The task:
Repeat each record below exactly, dropping the pictures.

[Extracted data entries]
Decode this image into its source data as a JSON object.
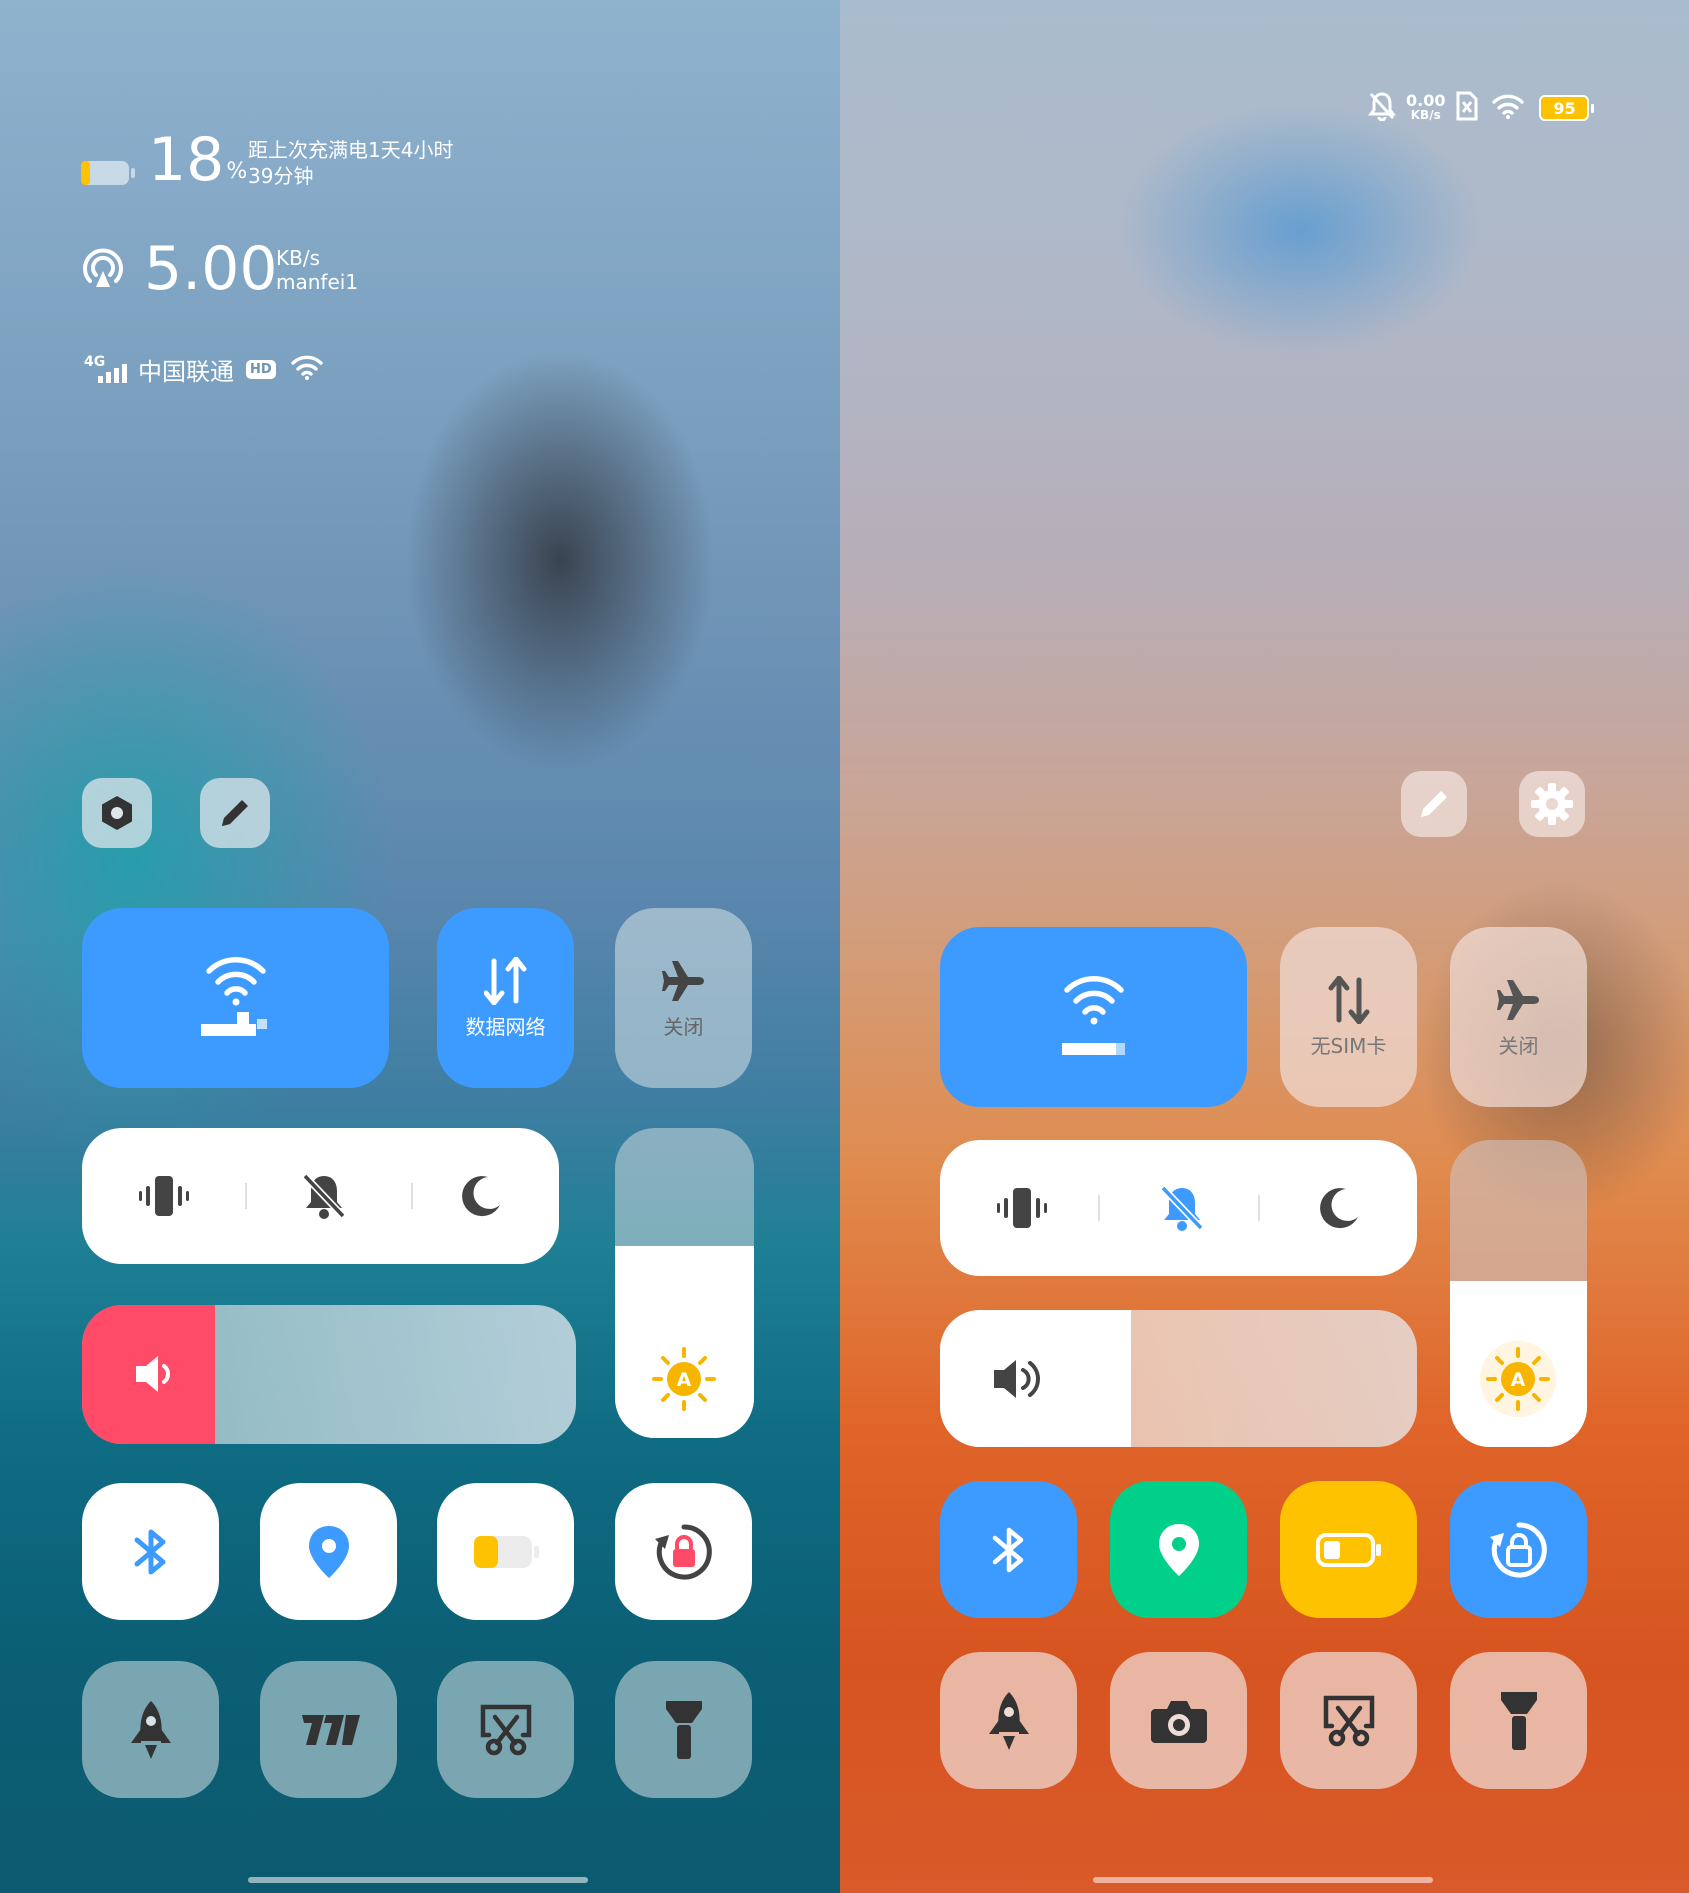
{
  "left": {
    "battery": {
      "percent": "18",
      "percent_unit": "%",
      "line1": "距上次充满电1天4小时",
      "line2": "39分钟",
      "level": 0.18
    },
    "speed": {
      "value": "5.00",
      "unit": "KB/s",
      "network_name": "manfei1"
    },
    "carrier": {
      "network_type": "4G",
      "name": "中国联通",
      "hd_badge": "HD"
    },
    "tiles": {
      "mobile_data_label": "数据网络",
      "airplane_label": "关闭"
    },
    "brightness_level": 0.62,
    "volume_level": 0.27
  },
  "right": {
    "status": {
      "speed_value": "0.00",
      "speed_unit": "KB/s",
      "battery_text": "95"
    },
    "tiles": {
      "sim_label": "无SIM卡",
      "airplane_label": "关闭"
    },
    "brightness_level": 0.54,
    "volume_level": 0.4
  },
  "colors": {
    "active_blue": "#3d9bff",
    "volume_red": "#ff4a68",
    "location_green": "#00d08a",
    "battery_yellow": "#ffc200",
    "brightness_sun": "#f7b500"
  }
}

Answer to this problem:
Decode this image into its source data as a JSON object.
{
  "left": {
    "battery": {
      "percent": "18",
      "percent_unit": "%",
      "line1": "距上次充满电1天4小时",
      "line2": "39分钟",
      "level": 0.18
    },
    "speed": {
      "value": "5.00",
      "unit": "KB/s",
      "network_name": "manfei1"
    },
    "carrier": {
      "network_type": "4G",
      "name": "中国联通",
      "hd_badge": "HD"
    },
    "tiles": {
      "mobile_data_label": "数据网络",
      "airplane_label": "关闭"
    },
    "brightness_level": 0.62,
    "volume_level": 0.27
  },
  "right": {
    "status": {
      "speed_value": "0.00",
      "speed_unit": "KB/s",
      "battery_text": "95"
    },
    "tiles": {
      "sim_label": "无SIM卡",
      "airplane_label": "关闭"
    },
    "brightness_level": 0.54,
    "volume_level": 0.4
  },
  "colors": {
    "active_blue": "#3d9bff",
    "volume_red": "#ff4a68",
    "location_green": "#00d08a",
    "battery_yellow": "#ffc200",
    "brightness_sun": "#f7b500"
  }
}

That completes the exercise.